Task material »
******************************

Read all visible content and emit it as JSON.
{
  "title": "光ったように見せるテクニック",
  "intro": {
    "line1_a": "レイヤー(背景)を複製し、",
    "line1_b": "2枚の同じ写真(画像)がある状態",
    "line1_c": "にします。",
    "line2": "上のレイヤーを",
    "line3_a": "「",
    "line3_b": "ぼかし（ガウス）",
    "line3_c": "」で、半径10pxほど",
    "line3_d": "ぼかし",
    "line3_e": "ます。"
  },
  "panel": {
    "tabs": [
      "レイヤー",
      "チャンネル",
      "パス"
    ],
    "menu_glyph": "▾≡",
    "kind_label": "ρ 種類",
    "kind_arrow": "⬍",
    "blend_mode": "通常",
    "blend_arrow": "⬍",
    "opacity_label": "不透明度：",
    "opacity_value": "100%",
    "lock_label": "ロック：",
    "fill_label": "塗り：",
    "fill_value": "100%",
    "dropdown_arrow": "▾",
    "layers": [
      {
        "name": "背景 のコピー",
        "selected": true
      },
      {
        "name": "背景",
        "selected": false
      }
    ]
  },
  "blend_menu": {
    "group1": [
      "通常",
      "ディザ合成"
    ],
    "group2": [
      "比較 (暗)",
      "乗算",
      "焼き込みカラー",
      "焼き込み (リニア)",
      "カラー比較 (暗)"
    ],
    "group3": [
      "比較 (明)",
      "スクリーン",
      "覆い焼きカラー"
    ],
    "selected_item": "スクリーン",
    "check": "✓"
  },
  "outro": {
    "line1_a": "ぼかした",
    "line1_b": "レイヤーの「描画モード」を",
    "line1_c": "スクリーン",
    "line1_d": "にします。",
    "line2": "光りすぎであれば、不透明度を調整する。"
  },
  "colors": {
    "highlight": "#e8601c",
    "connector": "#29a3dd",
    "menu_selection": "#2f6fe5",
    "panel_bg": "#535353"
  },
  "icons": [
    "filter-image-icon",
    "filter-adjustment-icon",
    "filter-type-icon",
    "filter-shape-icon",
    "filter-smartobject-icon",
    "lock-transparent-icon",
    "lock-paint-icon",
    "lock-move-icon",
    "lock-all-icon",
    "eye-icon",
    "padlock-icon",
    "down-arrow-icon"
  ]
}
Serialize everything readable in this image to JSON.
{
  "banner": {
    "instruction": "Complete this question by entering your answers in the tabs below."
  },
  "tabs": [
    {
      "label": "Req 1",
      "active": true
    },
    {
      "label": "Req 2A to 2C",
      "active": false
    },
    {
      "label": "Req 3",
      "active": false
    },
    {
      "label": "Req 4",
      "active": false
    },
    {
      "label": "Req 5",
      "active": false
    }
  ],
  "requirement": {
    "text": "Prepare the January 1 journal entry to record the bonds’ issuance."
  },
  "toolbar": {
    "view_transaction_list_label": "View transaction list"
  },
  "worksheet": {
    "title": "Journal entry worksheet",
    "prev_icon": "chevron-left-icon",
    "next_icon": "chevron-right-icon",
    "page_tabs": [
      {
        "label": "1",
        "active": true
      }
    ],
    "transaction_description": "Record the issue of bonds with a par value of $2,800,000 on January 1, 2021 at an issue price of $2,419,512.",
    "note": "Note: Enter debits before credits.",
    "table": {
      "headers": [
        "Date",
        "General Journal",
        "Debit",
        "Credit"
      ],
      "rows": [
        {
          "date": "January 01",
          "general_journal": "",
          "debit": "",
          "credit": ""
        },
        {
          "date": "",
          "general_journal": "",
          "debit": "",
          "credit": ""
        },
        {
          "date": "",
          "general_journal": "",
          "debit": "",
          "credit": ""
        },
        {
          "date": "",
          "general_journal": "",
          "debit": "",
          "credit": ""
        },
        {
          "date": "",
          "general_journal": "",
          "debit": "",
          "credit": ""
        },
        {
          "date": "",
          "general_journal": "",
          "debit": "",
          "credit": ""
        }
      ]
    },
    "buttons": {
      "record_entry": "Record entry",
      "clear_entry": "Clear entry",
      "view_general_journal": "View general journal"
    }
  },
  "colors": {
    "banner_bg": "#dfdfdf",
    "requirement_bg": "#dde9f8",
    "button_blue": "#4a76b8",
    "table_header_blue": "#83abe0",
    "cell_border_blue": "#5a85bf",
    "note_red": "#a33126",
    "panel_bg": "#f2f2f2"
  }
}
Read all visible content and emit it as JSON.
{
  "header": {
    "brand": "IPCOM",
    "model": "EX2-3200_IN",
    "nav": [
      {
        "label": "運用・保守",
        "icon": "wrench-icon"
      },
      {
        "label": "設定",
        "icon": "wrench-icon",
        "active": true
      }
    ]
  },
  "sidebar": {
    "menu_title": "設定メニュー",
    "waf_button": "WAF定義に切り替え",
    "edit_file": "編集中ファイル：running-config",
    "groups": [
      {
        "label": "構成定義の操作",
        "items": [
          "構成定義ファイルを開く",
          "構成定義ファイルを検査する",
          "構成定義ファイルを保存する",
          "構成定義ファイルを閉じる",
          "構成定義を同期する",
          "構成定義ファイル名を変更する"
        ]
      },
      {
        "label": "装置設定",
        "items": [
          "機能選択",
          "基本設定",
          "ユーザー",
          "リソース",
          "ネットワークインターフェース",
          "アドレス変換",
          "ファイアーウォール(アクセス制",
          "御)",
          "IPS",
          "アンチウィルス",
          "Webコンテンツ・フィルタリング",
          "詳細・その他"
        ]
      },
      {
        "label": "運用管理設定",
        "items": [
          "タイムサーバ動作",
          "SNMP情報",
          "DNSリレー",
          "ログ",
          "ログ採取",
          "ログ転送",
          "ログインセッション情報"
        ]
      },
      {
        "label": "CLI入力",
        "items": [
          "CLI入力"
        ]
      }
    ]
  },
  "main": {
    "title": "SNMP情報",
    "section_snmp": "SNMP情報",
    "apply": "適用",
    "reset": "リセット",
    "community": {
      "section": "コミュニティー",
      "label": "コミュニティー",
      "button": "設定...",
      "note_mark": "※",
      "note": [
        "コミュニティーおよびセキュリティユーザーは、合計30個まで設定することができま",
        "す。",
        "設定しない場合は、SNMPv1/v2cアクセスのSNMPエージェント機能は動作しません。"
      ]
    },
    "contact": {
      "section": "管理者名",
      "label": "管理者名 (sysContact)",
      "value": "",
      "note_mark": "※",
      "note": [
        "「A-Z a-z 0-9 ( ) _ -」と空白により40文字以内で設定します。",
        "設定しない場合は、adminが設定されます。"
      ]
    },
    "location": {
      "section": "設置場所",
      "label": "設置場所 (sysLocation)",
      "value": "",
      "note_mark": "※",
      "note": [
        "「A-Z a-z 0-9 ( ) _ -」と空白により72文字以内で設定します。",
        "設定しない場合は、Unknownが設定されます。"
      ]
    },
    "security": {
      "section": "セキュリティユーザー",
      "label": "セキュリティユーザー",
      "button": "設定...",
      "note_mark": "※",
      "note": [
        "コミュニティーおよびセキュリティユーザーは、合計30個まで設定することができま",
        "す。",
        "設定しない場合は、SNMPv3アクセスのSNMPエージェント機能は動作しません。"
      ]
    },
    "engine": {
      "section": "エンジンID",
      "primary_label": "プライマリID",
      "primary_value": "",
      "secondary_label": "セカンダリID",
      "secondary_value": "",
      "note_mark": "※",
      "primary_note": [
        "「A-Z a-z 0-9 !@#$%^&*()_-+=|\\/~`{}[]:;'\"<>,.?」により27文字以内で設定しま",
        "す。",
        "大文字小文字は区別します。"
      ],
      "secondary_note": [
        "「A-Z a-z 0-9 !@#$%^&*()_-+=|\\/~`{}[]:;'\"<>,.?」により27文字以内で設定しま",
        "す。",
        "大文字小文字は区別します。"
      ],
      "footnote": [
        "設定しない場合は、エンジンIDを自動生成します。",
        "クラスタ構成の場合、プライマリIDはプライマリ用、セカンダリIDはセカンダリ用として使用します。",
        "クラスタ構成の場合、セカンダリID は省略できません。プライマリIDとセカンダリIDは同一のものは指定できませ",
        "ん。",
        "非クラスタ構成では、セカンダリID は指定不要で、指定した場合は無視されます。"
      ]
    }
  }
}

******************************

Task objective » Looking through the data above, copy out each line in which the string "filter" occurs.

Worked solution »
    "filter-image-icon",
    "filter-adjustment-icon",
    "filter-type-icon",
    "filter-shape-icon",
    "filter-smartobject-icon",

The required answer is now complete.